Arguably the best film about journalism ever made (give or take The Insider), Alan J. Pakula’s nearly undisputed masterpiece has become the symbol of freedom of the press.  Through its white-knuckle rendition of Bob Woodward and Carl Bernstein’s exposure of the Watergate cover-up, All the President’s Men shows us not only the heroism of vigilant journalists, but how vital they are to our democracy.  In our society, not even the President is immune from justice…as long as there are courageous reporters willing to find the truth.

3. Hoop Dreams

Quick, name the most critically-acclaimed film of 1994!  If you said Forrest Gump, Heavenly Creatures, Pulp Fiction, or The Shawshank Redemption, you’d be wrong.  It turns out a documentary about two inner-city youths who pursue their dream of going to college on a basketball scholarship captured the hearts of critics that year, and it’s easy to see why.  True, the film exposes several problems in American society that form the myriad obstacles facing their goal (mainly in education and institutional racism), but the perseverance and eventual success of William Gates and Arthur Agee is a paean to the power of the American Dream like no other.

2. The Right Stuff

Other lists of patriotic films have frequently cited Apollo 13, but for a rousing, space-faring celebration of the American spirit, I would argue that Philip Kaufman’s 1983 epic is even better.  Of course, the very saga of the Space Race is extraordinary in of itself, but Kaufman’s chronicle turns it into a joyous epic that tears down the “mythology” of the creation of the space program while in its own way portraying it in an even more inspiring light.  The film also presents a sobering contrast between the old-fashioned rugged individualism of Chuck Yeager with the technologically evolved march of progress represented by the Mercury astronauts in the story of one of America’s greatest conquests.

1. The People vs. Larry Flynt
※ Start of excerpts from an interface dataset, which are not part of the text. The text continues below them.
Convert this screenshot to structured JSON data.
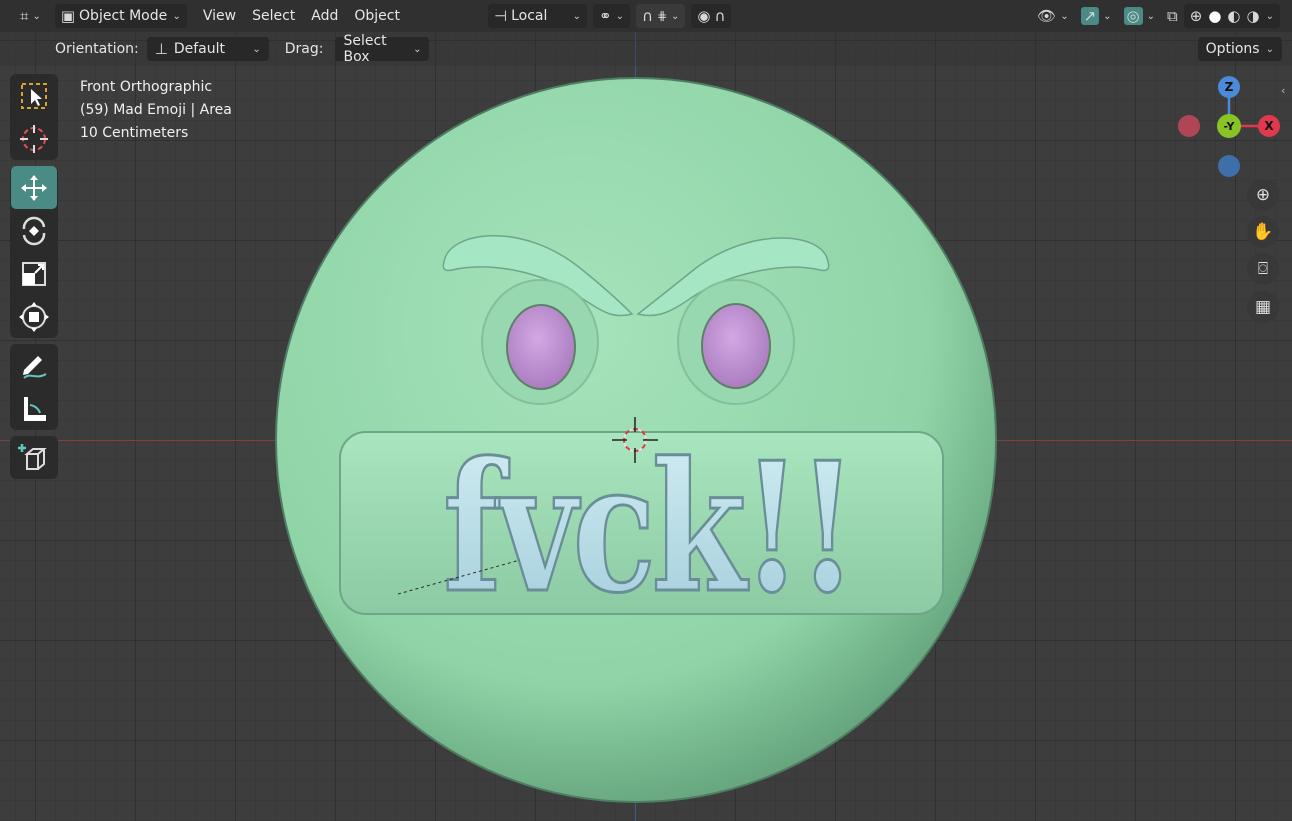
{
  "header": {
    "editor_type_icon": "axis-gizmo-icon",
    "mode": "Object Mode",
    "menus": [
      "View",
      "Select",
      "Add",
      "Object"
    ],
    "transform_orientation": "Local",
    "pivot_icon": "pivot-link-icon",
    "snap_icon": "magnet-icon",
    "snap_increment_icon": "snap-increment-icon",
    "proportional_icon": "proportional-edit-icon",
    "falloff_icon": "falloff-curve-icon",
    "visibility_icon": "eye-icon",
    "gizmo_icon": "gizmo-arrow-icon",
    "overlay_icon": "overlay-circles-icon",
    "xray_icon": "xray-icon",
    "shading_modes": [
      "wireframe",
      "solid",
      "material-preview",
      "rendered"
    ],
    "active_shading": "solid"
  },
  "tool_settings": {
    "orientation_label": "Orientation:",
    "orientation_value": "Default",
    "drag_label": "Drag:",
    "drag_value": "Select Box",
    "options_label": "Options"
  },
  "overlay": {
    "view_name": "Front Orthographic",
    "object_info": "(59) Mad Emoji | Area",
    "scale": "10 Centimeters"
  },
  "toolbar": [
    {
      "name": "select-box-tool",
      "icon": "select-box-icon"
    },
    {
      "name": "cursor-tool",
      "icon": "cursor-icon"
    },
    {
      "name": "move-tool",
      "icon": "move-icon",
      "active": true
    },
    {
      "name": "rotate-tool",
      "icon": "rotate-icon"
    },
    {
      "name": "scale-tool",
      "icon": "scale-icon"
    },
    {
      "name": "transform-tool",
      "icon": "transform-icon"
    },
    {
      "name": "annotate-tool",
      "icon": "annotate-icon"
    },
    {
      "name": "measure-tool",
      "icon": "measure-icon"
    },
    {
      "name": "add-cube-tool",
      "icon": "add-cube-icon"
    }
  ],
  "gizmo": {
    "z_label": "Z",
    "y_label": "-Y",
    "x_label": "X",
    "colors": {
      "z": "#4a8ad6",
      "y": "#88c425",
      "x": "#e0394d"
    }
  },
  "nav_buttons": [
    "zoom-icon",
    "hand-pan-icon",
    "camera-icon",
    "ortho-grid-icon"
  ],
  "model": {
    "text": "fvck!!",
    "colors": {
      "face": "#8fd4a7",
      "eyes": "#c596d9",
      "letters": "#b8dde8"
    }
  },
  "colors": {
    "header_bg": "#303030",
    "viewport_bg": "#3d3d3d",
    "active_tool": "#4b8b85",
    "x_axis": "#8c3a42",
    "z_axis": "#3e5a86"
  }
}
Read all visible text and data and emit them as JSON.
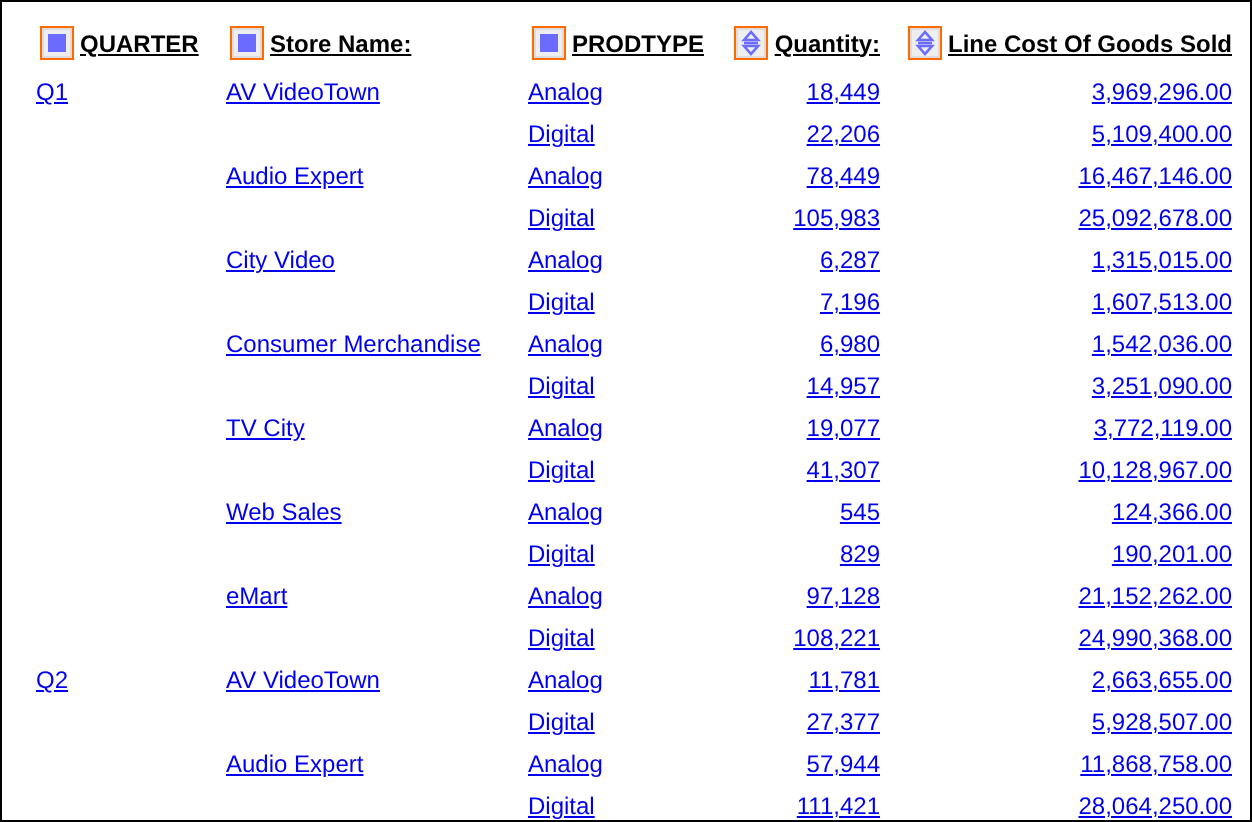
{
  "columns": [
    {
      "label": "QUARTER",
      "kind": "dimension"
    },
    {
      "label": "Store Name:",
      "kind": "dimension"
    },
    {
      "label": "PRODTYPE",
      "kind": "dimension"
    },
    {
      "label": "Quantity:",
      "kind": "measure"
    },
    {
      "label": "Line Cost Of Goods Sold",
      "kind": "measure"
    }
  ],
  "rows": [
    {
      "quarter": "Q1",
      "store": "AV VideoTown",
      "prodtype": "Analog",
      "quantity": "18,449",
      "cost": "3,969,296.00"
    },
    {
      "prodtype": "Digital",
      "quantity": "22,206",
      "cost": "5,109,400.00"
    },
    {
      "store": "Audio Expert",
      "prodtype": "Analog",
      "quantity": "78,449",
      "cost": "16,467,146.00"
    },
    {
      "prodtype": "Digital",
      "quantity": "105,983",
      "cost": "25,092,678.00"
    },
    {
      "store": "City Video",
      "prodtype": "Analog",
      "quantity": "6,287",
      "cost": "1,315,015.00"
    },
    {
      "prodtype": "Digital",
      "quantity": "7,196",
      "cost": "1,607,513.00"
    },
    {
      "store": "Consumer Merchandise",
      "prodtype": "Analog",
      "quantity": "6,980",
      "cost": "1,542,036.00"
    },
    {
      "prodtype": "Digital",
      "quantity": "14,957",
      "cost": "3,251,090.00"
    },
    {
      "store": "TV City",
      "prodtype": "Analog",
      "quantity": "19,077",
      "cost": "3,772,119.00"
    },
    {
      "prodtype": "Digital",
      "quantity": "41,307",
      "cost": "10,128,967.00"
    },
    {
      "store": "Web Sales",
      "prodtype": "Analog",
      "quantity": "545",
      "cost": "124,366.00"
    },
    {
      "prodtype": "Digital",
      "quantity": "829",
      "cost": "190,201.00"
    },
    {
      "store": "eMart",
      "prodtype": "Analog",
      "quantity": "97,128",
      "cost": "21,152,262.00"
    },
    {
      "prodtype": "Digital",
      "quantity": "108,221",
      "cost": "24,990,368.00"
    },
    {
      "quarter": "Q2",
      "store": "AV VideoTown",
      "prodtype": "Analog",
      "quantity": "11,781",
      "cost": "2,663,655.00"
    },
    {
      "prodtype": "Digital",
      "quantity": "27,377",
      "cost": "5,928,507.00"
    },
    {
      "store": "Audio Expert",
      "prodtype": "Analog",
      "quantity": "57,944",
      "cost": "11,868,758.00"
    },
    {
      "prodtype": "Digital",
      "quantity": "111,421",
      "cost": "28,064,250.00"
    }
  ]
}
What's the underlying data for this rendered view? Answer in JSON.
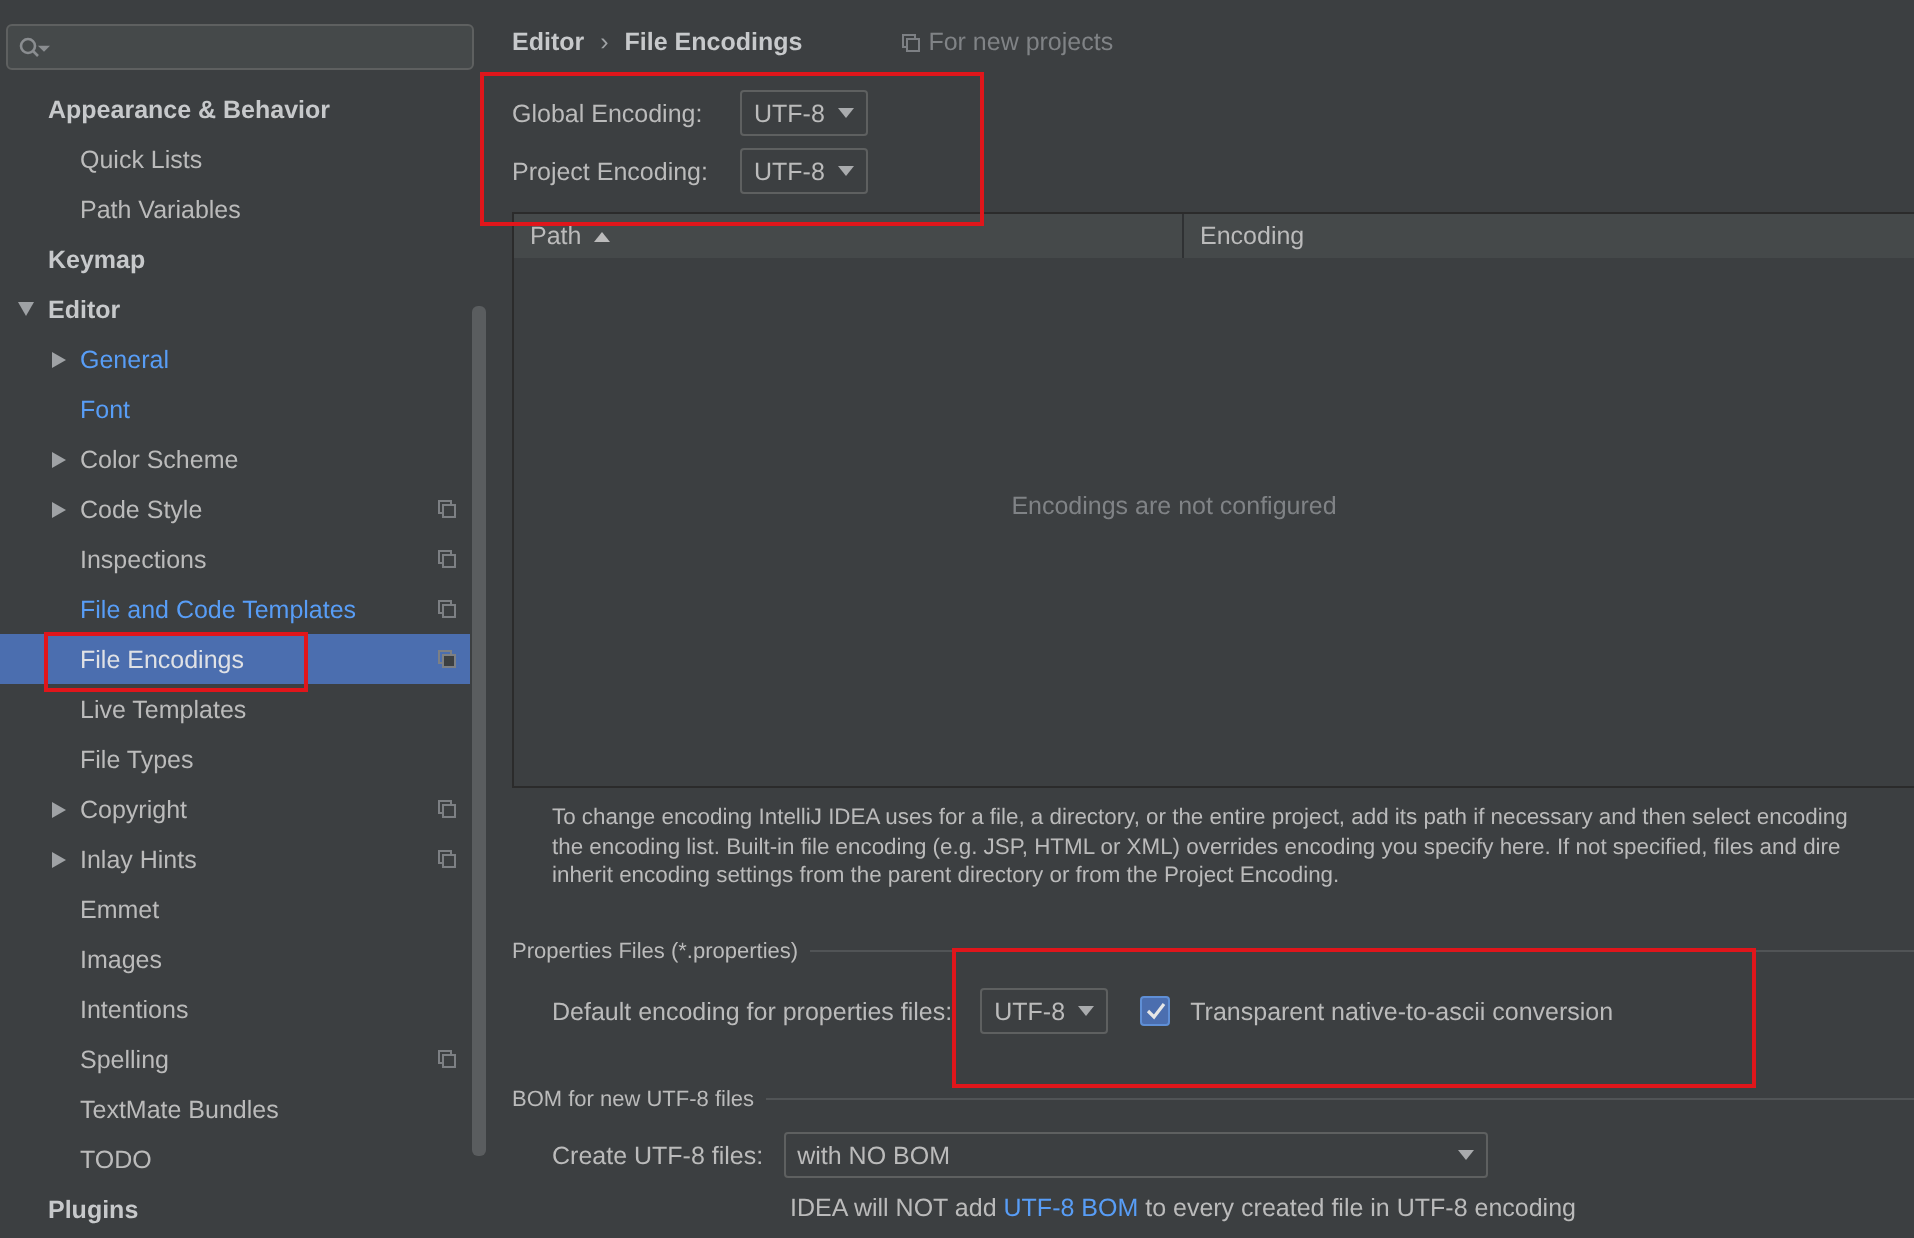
{
  "sidebar": {
    "items": [
      {
        "label": "Appearance & Behavior",
        "children": [
          {
            "label": "Quick Lists",
            "selected": false,
            "modified": false,
            "project_level": false
          },
          {
            "label": "Path Variables",
            "selected": false,
            "modified": false,
            "project_level": false
          }
        ]
      },
      {
        "label": "Keymap"
      },
      {
        "label": "Editor",
        "expanded": true,
        "children": [
          {
            "label": "General",
            "selected": false,
            "modified": true,
            "project_level": false,
            "expanded": false
          },
          {
            "label": "Font",
            "selected": false,
            "modified": true,
            "project_level": false
          },
          {
            "label": "Color Scheme",
            "selected": false,
            "modified": false,
            "project_level": false,
            "expanded": false
          },
          {
            "label": "Code Style",
            "selected": false,
            "modified": false,
            "project_level": true,
            "expanded": false
          },
          {
            "label": "Inspections",
            "selected": false,
            "modified": false,
            "project_level": true
          },
          {
            "label": "File and Code Templates",
            "selected": false,
            "modified": true,
            "project_level": true
          },
          {
            "label": "File Encodings",
            "selected": true,
            "modified": false,
            "project_level": true
          },
          {
            "label": "Live Templates",
            "selected": false,
            "modified": false,
            "project_level": false
          },
          {
            "label": "File Types",
            "selected": false,
            "modified": false,
            "project_level": false
          },
          {
            "label": "Copyright",
            "selected": false,
            "modified": false,
            "project_level": true,
            "expanded": false
          },
          {
            "label": "Inlay Hints",
            "selected": false,
            "modified": false,
            "project_level": true,
            "expanded": false
          },
          {
            "label": "Emmet",
            "selected": false,
            "modified": false,
            "project_level": false
          },
          {
            "label": "Images",
            "selected": false,
            "modified": false,
            "project_level": false
          },
          {
            "label": "Intentions",
            "selected": false,
            "modified": false,
            "project_level": false
          },
          {
            "label": "Spelling",
            "selected": false,
            "modified": false,
            "project_level": true
          },
          {
            "label": "TextMate Bundles",
            "selected": false,
            "modified": false,
            "project_level": false
          },
          {
            "label": "TODO",
            "selected": false,
            "modified": false,
            "project_level": false
          }
        ]
      },
      {
        "label": "Plugins"
      }
    ]
  },
  "breadcrumb": {
    "parent": "Editor",
    "separator": "›",
    "current": "File Encodings",
    "scope_note": "For new projects"
  },
  "global_encoding": {
    "label": "Global Encoding:",
    "value": "UTF-8"
  },
  "project_encoding": {
    "label": "Project Encoding:",
    "value": "UTF-8"
  },
  "table": {
    "columns": [
      {
        "label": "Path",
        "sorted": true
      },
      {
        "label": "Encoding",
        "sorted": false
      }
    ],
    "empty_text": "Encodings are not configured"
  },
  "description_lines": [
    "To change encoding IntelliJ IDEA uses for a file, a directory, or the entire project, add its path if necessary and then select encoding",
    "the encoding list. Built-in file encoding (e.g. JSP, HTML or XML) overrides encoding you specify here. If not specified, files and dire",
    "inherit encoding settings from the parent directory or from the Project Encoding."
  ],
  "properties_files": {
    "title": "Properties Files (*.properties)",
    "label": "Default encoding for properties files:",
    "value": "UTF-8",
    "checkbox": {
      "label": "Transparent native-to-ascii conversion",
      "checked": true
    }
  },
  "bom": {
    "title": "BOM for new UTF-8 files",
    "label": "Create UTF-8 files:",
    "value": "with NO BOM",
    "note_before": "IDEA will NOT add",
    "note_link": "UTF-8 BOM",
    "note_after": "to every created file in UTF-8 encoding"
  }
}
Not a conventional choice for #1, I’ll admit, but I honestly could not think of another movie that so eloquently championed the American right I value most – the freedom of speech.  Even more inspiring was the film’s hero for that right: the sleazy, white trash porn mogul Larry Flynt of Hustler.  As the film chronicles the rise of his business, he gains an army of enemies from the “Moral Majority” who fight to shut him down.  Those for tyrannical “purity” and those for freedom of decadence represent the duality of Miloš Forman’s outstanding biopic, and it is one that is dishearteningly misunderstood by many in this country.   Freedom too often is believed to only apply to popular speech, when in fact it is precisely the most distasteful expressions that the First Amendment was created to protect.  Hearing Edward Norton’s reading of the Supreme Court’s (unanimous!) decision upholding that argument never fails to remind me that, despite its occasional flaws, we do live in the greatest country in the world.

 “Patriotism,” of course, can mean a variety of things these days depending on who you ask.  Tell me which films have stirred you the most as an American in the comments!